The minimum insurance requirements for interstate motor carriers have remained unchanged for over three decades. The $750,000 minimum liability coverage for interstate trucking was set in 1980 and continued in by the Reagan Administration when setting other insurance requirements in 1985. Adjusted for the rate of medical inflation, the $750,000 minimum would be over $4.4 million today.
The Federal Motor Carrier Safety Administration has a pending rule making proposal to adjust the interstate truck and bus minimum insurance requirements for inflation, and then update it every four years thereafter. Truckers with the least adequate safety compliance and financial responsibility are stirring up vocal opposition, claiming it is all about “blood sucking lawyers” and disregarding the impact on lives and families devastated in truck crashes. Frequently, injured victims and their families cannot get full restitution for their medical bills and lost wages, much less non-economic damages. This issue most often arises in cases involving seriously injured victims and cases that involving several vehicles with multiple passengers.

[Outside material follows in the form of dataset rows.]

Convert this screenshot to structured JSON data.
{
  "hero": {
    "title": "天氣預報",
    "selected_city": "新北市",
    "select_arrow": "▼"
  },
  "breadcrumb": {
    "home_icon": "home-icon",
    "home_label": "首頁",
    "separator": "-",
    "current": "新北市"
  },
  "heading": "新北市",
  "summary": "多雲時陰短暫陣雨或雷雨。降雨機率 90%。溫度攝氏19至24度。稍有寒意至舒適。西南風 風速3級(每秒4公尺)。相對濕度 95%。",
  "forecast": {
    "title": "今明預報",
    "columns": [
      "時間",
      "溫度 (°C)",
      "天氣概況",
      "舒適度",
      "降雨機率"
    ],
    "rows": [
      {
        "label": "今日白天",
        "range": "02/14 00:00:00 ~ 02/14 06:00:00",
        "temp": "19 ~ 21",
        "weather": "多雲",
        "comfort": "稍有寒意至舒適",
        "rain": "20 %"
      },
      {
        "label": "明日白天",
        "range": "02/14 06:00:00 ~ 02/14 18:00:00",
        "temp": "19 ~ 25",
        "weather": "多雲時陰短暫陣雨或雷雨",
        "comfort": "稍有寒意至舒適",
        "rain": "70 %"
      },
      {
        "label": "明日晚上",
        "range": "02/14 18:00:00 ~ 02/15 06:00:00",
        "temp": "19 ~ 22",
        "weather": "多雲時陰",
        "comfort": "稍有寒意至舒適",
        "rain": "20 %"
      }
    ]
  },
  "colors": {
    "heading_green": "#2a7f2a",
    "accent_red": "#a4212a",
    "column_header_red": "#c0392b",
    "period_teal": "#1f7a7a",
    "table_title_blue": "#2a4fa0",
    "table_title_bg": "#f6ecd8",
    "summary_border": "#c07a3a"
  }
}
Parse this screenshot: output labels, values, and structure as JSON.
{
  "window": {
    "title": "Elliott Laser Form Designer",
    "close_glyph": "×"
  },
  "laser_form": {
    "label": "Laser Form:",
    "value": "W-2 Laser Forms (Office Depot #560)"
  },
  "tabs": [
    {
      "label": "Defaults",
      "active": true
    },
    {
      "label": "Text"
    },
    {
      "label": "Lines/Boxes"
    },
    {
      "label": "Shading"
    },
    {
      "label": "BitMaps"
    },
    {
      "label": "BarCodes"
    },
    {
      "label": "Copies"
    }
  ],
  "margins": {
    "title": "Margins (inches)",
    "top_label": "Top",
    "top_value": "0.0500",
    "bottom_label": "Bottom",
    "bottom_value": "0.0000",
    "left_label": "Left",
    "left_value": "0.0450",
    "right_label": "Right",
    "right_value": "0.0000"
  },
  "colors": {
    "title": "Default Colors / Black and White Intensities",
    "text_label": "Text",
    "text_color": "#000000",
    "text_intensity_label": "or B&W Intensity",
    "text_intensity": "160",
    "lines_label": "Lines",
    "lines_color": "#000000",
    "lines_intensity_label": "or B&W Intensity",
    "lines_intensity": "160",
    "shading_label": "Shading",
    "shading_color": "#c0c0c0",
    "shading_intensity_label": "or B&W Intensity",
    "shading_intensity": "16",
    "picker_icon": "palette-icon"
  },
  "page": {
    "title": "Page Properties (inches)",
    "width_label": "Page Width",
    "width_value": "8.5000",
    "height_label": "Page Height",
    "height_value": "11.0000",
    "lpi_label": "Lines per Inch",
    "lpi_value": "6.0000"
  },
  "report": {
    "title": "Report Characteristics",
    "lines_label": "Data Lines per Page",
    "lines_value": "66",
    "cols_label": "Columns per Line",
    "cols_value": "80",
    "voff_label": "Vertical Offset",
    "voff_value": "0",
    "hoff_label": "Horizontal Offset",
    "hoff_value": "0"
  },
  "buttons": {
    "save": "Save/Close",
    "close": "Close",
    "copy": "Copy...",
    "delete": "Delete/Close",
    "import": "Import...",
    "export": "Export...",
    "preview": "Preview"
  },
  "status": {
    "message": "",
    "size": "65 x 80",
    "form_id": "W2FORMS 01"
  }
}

Insurance companies vet trucking companies safety policies before underwriting, and higher policies mean they will do more to vet the trucking companies before they provide insurance. A company with no insurance cannot operate legally, and shippers will not use them. So trucking companies will either operate safely to get insurance or they won’t operate at all.
Please help show your support this rule making by clicking here to send a comment to the FMCSA. The deadline to submit comments is February 26, 2015.